Honolulu-based Aloha Petroleum asked contest participants to describe the meaning of Aloha in videos lasting 30 to 60 seconds long. Yamashita's entry was one of 27 received by the convenience store and gas station operator, and was voted upon by a panel of judges.
The schoolteacher's video portrayed children in various countries passing a paper airplane to each other that unfolded to reveal the words for love and peace in different languages, with Aloha Maluhia and Hawaii featured last. The video ended with the message: "No matter where you are or what language you speak, you should always spread love and peace."
Aloha Petroleum also announced several other award winners in the contest, which ran from June 18 to Aug. 16:
- First runner-up Kim Yuen of Kapolei, Hawaii, will receive free gas for sixth months;
- Second runner-up Brad Watanabe of Ewa Beach, Hawaii, will receive free gas for three months; and
- Honorable mentions, earning free gas for one month, were awarded to Loke Simon and Sharon Kim, both of Honolulu.
"Congratulations to Irene and our four other winners for creating such thoughtful videos that reflected their interpretations of Aloha. From scenes of Hawaii’s beautiful landscape to glimpses of charitable work done by many of Hawaii’s nonprofits, we were awestruck by the creativity of our contest participants," said Larry Adams, director of sales and marketing for Aloha Petroleum. "The Aloha spirit is a pillar of our company, and we were honored to help promote that spirit in a fun and interesting way."
In addition, Aloha Petroleum announced it will award $150 in free gas to Habilitat, a long-term drug and alcohol treatment center in Kaneohe, Hawaii, for receiving the most votes during a public voting phase on Facebook.

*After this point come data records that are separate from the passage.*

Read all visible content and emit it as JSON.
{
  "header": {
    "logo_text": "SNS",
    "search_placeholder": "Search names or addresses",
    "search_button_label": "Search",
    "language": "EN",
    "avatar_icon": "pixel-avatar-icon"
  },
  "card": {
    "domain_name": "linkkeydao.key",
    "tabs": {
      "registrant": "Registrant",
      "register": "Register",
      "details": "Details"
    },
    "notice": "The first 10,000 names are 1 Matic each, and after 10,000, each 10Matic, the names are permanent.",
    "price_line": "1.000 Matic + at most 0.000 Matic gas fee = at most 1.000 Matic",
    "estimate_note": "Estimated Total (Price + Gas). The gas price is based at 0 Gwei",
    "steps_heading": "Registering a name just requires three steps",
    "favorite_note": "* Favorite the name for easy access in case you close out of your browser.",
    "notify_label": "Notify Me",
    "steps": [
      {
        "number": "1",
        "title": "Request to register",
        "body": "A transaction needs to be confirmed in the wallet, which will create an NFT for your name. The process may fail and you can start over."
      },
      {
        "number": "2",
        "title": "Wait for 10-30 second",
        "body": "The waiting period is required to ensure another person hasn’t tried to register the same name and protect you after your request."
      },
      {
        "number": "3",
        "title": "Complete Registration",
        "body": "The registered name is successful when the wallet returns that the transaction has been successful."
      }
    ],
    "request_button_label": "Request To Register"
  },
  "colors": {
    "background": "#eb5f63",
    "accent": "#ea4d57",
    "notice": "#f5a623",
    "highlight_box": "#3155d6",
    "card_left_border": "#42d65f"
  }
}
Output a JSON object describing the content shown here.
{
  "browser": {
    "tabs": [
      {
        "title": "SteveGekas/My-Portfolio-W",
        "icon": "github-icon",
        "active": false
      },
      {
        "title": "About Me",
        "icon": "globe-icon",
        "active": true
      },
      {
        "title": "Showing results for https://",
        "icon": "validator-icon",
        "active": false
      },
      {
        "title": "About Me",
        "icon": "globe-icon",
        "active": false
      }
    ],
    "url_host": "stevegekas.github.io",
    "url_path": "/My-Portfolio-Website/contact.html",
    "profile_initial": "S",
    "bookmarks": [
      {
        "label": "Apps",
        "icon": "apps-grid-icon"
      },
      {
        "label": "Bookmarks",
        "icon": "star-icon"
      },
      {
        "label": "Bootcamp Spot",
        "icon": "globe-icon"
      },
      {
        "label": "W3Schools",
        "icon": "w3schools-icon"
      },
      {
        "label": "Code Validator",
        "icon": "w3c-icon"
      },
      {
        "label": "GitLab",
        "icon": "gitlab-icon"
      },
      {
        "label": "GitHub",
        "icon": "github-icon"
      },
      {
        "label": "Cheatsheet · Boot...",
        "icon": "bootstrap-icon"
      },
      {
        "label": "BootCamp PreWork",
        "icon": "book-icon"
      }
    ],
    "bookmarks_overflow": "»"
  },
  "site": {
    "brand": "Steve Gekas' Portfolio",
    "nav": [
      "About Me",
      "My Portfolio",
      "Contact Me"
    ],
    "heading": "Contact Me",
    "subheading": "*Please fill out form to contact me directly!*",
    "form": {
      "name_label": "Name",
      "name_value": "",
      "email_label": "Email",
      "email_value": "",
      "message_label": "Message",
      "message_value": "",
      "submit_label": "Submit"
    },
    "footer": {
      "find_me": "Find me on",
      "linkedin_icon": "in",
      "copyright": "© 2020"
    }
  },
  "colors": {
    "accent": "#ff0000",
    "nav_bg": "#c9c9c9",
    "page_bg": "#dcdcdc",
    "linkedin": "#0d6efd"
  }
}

Aloha Petroleum Ltd. is the largest independently owned gasoline marketer and convenience store operator in Hawaii. It has more than 100 Shell-, Aloha- and Mahalo-branded fueling stations throughout the state.